[Data about app and page elements]

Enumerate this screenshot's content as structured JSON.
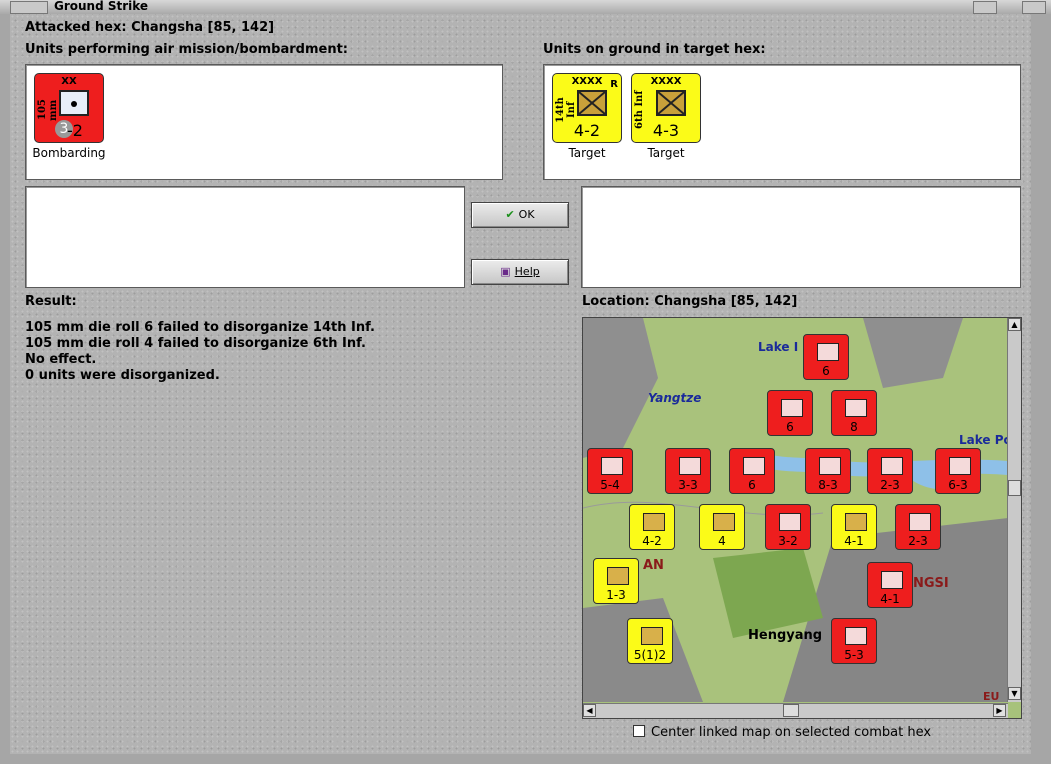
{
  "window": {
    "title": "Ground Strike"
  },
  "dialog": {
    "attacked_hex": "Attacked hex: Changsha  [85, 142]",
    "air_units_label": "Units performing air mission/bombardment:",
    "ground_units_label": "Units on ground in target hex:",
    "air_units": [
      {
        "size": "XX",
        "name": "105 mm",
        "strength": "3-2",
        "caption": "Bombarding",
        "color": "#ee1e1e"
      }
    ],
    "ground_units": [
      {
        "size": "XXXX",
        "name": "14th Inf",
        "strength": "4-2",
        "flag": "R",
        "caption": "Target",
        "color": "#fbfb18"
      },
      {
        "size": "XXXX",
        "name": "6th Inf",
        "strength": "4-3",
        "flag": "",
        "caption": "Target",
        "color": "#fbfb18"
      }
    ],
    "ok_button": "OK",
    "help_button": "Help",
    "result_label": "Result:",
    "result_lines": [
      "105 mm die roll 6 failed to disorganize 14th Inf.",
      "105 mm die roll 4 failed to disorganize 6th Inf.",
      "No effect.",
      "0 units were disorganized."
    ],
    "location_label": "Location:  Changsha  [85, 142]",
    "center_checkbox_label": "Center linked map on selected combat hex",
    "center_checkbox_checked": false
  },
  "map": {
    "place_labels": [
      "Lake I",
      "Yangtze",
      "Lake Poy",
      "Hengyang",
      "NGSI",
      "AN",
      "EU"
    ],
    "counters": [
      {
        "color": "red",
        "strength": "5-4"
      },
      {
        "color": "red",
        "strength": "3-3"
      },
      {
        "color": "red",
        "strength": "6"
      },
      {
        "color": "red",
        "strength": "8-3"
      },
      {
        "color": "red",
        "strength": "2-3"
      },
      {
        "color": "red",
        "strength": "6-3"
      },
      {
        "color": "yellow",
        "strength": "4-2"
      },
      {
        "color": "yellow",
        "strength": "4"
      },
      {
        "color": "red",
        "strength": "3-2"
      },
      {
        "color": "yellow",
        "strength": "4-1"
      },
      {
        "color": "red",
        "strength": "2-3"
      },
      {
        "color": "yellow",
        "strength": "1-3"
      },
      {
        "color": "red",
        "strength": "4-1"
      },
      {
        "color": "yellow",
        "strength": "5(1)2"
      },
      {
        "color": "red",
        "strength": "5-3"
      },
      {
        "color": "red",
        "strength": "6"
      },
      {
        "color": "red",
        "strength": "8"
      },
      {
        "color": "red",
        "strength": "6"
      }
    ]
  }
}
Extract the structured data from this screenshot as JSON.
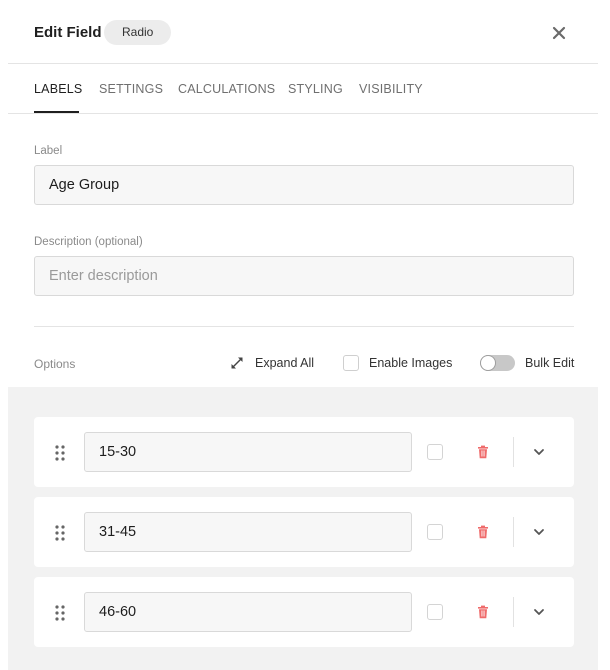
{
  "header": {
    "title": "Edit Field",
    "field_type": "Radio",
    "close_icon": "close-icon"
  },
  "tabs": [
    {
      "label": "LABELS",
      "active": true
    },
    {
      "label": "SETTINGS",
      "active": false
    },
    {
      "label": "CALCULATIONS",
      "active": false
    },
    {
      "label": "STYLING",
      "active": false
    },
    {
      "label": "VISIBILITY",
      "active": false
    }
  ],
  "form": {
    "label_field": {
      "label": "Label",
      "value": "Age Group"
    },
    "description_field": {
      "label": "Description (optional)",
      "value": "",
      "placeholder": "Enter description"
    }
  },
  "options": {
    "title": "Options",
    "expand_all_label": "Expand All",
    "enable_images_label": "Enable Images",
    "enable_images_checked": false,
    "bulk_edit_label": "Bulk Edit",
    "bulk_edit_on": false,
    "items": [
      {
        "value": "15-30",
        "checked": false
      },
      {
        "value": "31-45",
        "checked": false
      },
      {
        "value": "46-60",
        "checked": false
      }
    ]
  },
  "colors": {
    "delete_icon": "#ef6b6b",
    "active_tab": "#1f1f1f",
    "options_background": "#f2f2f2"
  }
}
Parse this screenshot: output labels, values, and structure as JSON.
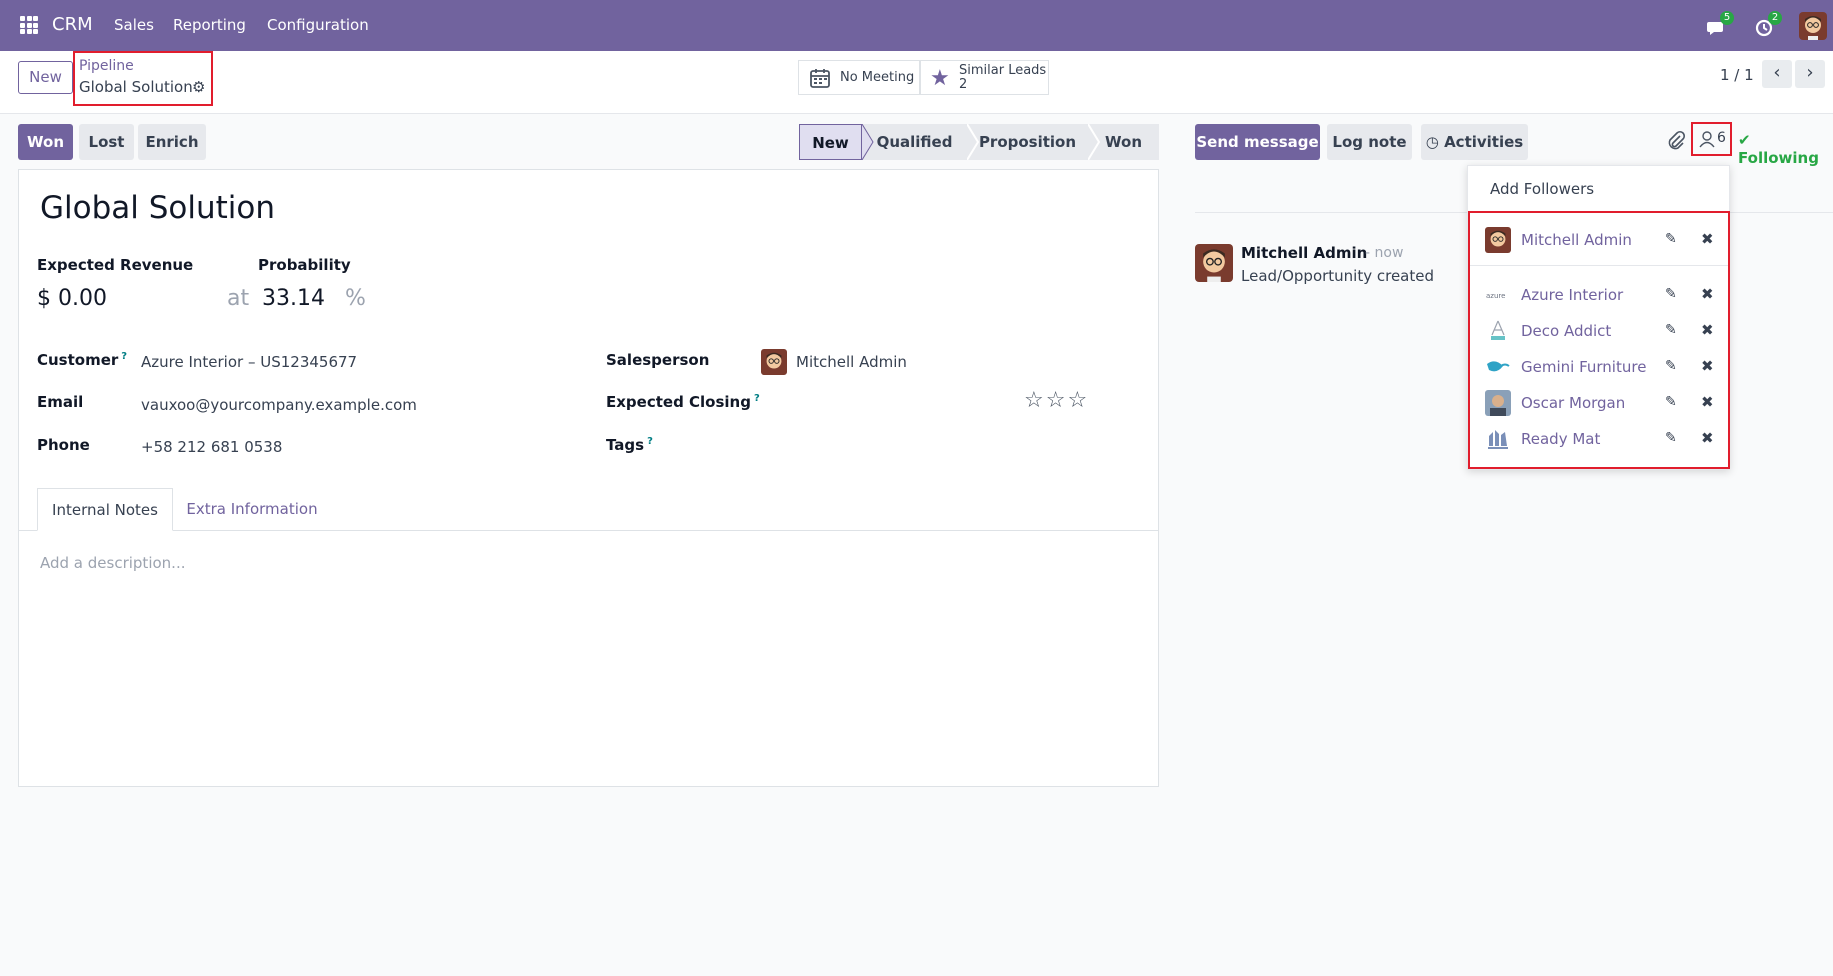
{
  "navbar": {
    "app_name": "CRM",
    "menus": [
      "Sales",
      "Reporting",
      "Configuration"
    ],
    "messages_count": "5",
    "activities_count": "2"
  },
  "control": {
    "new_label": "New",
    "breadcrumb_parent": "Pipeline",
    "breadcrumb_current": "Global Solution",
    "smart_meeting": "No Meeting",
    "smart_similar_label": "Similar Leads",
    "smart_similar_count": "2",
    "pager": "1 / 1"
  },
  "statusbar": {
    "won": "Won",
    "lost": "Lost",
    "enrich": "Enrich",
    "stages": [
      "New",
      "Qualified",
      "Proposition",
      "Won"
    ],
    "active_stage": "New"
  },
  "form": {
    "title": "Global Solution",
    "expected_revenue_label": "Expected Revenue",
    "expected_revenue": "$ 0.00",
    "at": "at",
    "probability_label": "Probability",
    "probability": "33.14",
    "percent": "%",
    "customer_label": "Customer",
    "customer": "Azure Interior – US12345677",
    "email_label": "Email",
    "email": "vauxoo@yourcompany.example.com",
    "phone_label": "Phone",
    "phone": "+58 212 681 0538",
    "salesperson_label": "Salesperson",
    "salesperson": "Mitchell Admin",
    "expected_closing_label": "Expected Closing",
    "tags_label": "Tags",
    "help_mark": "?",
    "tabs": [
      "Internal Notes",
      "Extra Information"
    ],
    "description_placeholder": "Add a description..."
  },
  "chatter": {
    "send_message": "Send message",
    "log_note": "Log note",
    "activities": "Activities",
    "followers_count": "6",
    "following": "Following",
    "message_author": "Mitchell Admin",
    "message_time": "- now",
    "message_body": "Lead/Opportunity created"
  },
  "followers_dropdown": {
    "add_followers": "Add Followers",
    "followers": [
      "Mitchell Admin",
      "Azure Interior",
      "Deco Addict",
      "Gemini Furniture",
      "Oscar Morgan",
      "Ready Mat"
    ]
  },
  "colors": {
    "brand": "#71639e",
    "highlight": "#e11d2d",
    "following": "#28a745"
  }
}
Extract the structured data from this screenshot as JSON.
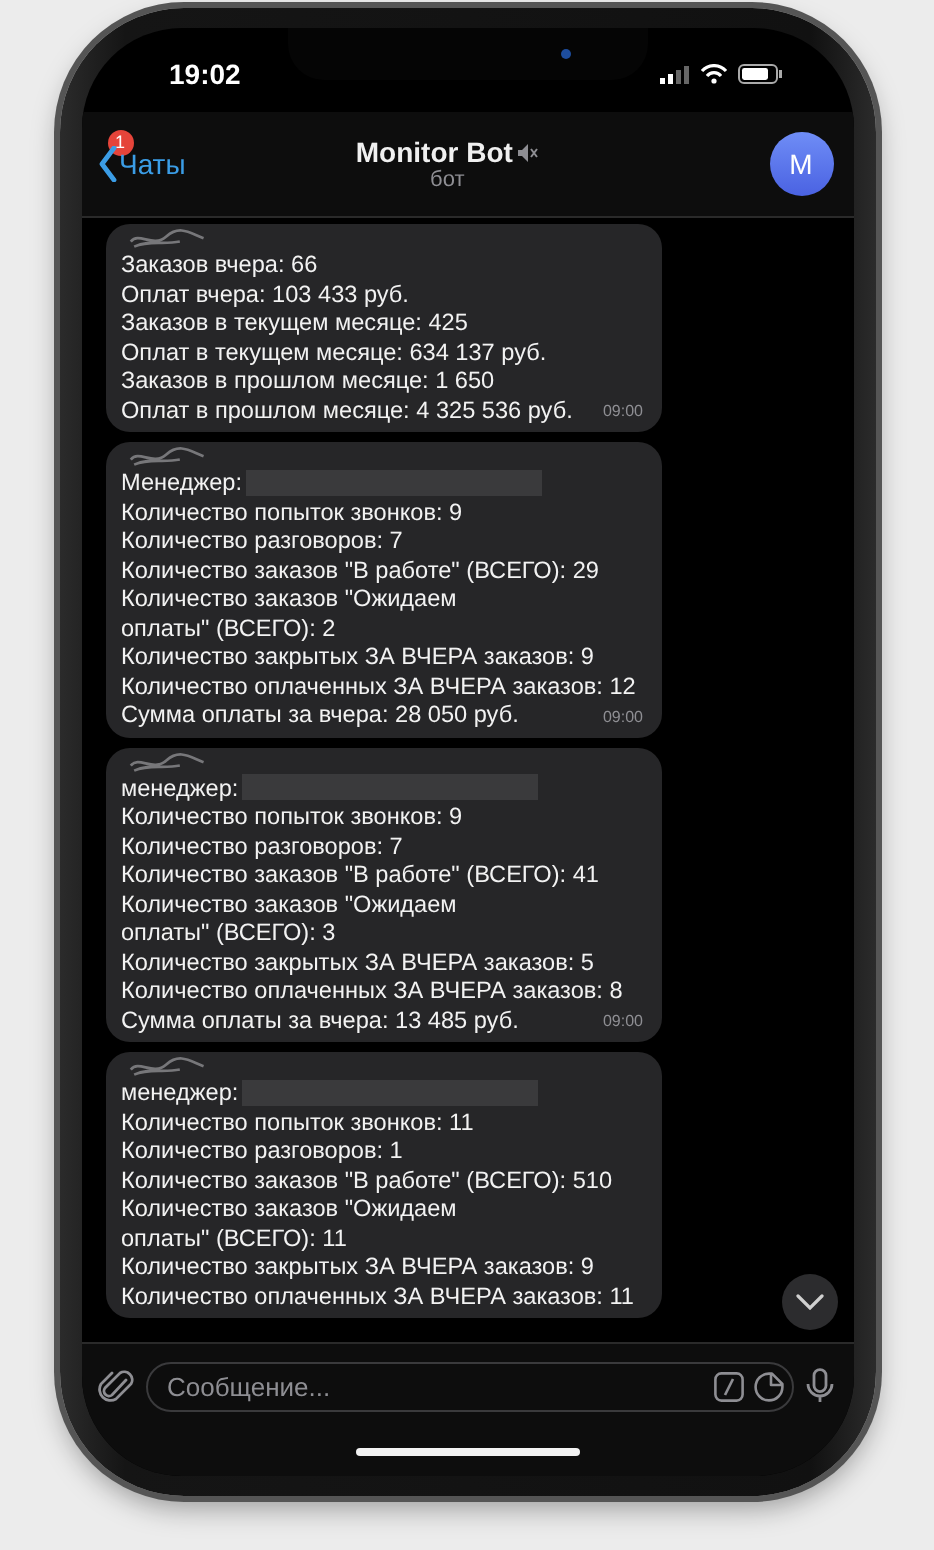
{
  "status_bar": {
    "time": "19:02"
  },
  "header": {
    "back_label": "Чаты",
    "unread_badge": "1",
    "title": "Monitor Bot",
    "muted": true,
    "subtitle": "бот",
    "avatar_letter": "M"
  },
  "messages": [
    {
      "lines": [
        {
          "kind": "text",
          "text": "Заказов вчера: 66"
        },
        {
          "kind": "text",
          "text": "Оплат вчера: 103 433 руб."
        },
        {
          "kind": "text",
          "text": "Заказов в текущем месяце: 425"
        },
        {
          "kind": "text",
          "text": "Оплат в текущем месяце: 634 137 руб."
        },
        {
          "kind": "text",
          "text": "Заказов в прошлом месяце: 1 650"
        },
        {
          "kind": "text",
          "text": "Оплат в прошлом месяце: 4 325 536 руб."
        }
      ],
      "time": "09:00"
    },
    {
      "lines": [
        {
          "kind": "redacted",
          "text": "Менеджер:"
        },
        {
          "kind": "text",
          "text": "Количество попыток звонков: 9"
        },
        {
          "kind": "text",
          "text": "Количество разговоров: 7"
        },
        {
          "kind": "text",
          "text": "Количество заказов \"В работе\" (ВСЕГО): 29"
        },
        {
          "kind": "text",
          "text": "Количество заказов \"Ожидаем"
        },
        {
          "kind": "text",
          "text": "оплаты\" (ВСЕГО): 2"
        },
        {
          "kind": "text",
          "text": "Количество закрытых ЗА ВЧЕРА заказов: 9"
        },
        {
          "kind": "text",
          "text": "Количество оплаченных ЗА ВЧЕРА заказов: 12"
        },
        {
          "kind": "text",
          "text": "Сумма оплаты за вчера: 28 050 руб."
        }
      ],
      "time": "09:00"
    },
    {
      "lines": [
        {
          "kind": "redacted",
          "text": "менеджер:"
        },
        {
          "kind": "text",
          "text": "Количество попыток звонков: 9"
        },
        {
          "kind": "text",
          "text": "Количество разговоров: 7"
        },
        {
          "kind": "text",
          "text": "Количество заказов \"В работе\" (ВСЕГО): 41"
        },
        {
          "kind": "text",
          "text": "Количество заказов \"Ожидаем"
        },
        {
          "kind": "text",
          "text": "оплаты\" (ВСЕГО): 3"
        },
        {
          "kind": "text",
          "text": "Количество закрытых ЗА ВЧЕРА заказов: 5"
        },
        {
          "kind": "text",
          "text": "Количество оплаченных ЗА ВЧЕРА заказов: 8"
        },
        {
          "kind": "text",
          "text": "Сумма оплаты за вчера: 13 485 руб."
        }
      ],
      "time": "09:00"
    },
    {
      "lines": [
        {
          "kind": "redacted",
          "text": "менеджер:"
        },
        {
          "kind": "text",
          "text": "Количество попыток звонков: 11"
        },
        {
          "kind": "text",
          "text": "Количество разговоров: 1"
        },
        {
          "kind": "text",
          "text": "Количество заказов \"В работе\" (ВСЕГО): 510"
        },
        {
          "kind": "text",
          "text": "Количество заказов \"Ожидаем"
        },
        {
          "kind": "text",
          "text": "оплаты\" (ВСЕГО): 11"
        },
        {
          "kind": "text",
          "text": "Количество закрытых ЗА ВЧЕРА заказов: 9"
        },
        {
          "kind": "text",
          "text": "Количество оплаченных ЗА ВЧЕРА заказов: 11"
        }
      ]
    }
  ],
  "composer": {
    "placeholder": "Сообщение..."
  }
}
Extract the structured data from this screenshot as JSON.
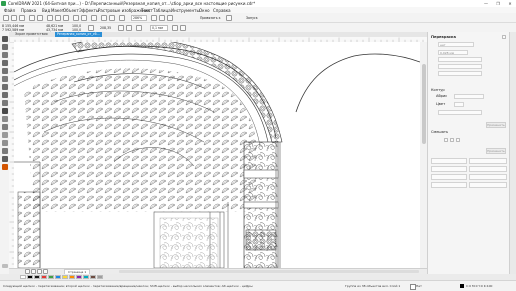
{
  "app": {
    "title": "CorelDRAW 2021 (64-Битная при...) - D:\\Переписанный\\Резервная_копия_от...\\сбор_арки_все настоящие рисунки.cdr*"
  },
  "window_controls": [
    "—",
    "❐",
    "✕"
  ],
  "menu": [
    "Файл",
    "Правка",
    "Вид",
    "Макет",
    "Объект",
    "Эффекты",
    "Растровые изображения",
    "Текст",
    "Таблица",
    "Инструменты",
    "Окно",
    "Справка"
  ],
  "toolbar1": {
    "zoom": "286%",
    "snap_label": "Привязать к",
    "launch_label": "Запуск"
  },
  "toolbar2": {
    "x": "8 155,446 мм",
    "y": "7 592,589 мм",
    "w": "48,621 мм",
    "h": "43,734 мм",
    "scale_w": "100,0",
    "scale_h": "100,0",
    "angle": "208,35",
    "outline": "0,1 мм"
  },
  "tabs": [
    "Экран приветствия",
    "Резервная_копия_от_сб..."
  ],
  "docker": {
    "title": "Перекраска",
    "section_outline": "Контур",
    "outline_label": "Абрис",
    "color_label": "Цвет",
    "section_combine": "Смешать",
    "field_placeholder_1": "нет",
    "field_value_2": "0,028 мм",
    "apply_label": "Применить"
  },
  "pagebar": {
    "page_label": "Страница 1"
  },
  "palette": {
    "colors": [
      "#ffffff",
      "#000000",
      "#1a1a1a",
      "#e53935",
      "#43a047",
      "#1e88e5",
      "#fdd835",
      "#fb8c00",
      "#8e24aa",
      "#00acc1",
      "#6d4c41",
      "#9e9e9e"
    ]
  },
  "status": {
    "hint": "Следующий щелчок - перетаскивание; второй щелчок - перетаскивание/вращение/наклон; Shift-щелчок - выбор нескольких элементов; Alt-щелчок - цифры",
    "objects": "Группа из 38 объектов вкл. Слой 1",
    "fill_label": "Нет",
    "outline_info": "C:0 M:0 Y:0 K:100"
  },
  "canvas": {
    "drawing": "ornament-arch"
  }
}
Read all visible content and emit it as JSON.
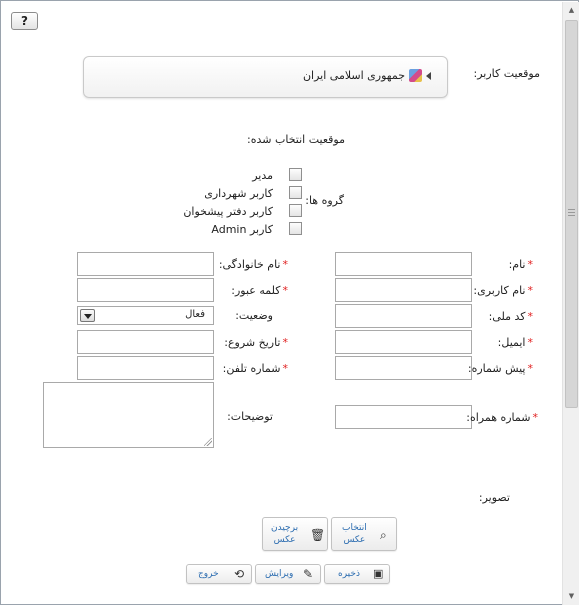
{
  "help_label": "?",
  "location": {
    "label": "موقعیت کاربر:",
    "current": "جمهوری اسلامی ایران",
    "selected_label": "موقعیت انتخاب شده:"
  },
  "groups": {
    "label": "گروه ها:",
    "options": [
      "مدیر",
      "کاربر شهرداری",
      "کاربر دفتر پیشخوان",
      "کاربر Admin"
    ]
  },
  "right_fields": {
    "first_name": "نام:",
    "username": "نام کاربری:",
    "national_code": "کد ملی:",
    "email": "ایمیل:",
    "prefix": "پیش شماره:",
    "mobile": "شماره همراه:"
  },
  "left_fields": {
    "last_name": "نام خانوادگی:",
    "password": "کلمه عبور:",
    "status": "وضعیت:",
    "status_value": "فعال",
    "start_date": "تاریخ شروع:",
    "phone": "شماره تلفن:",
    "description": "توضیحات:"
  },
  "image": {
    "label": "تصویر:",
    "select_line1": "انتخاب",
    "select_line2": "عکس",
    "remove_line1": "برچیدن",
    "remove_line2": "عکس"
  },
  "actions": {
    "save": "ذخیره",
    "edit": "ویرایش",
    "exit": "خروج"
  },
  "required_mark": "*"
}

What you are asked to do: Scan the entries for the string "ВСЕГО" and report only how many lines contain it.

Solution for this problem: 6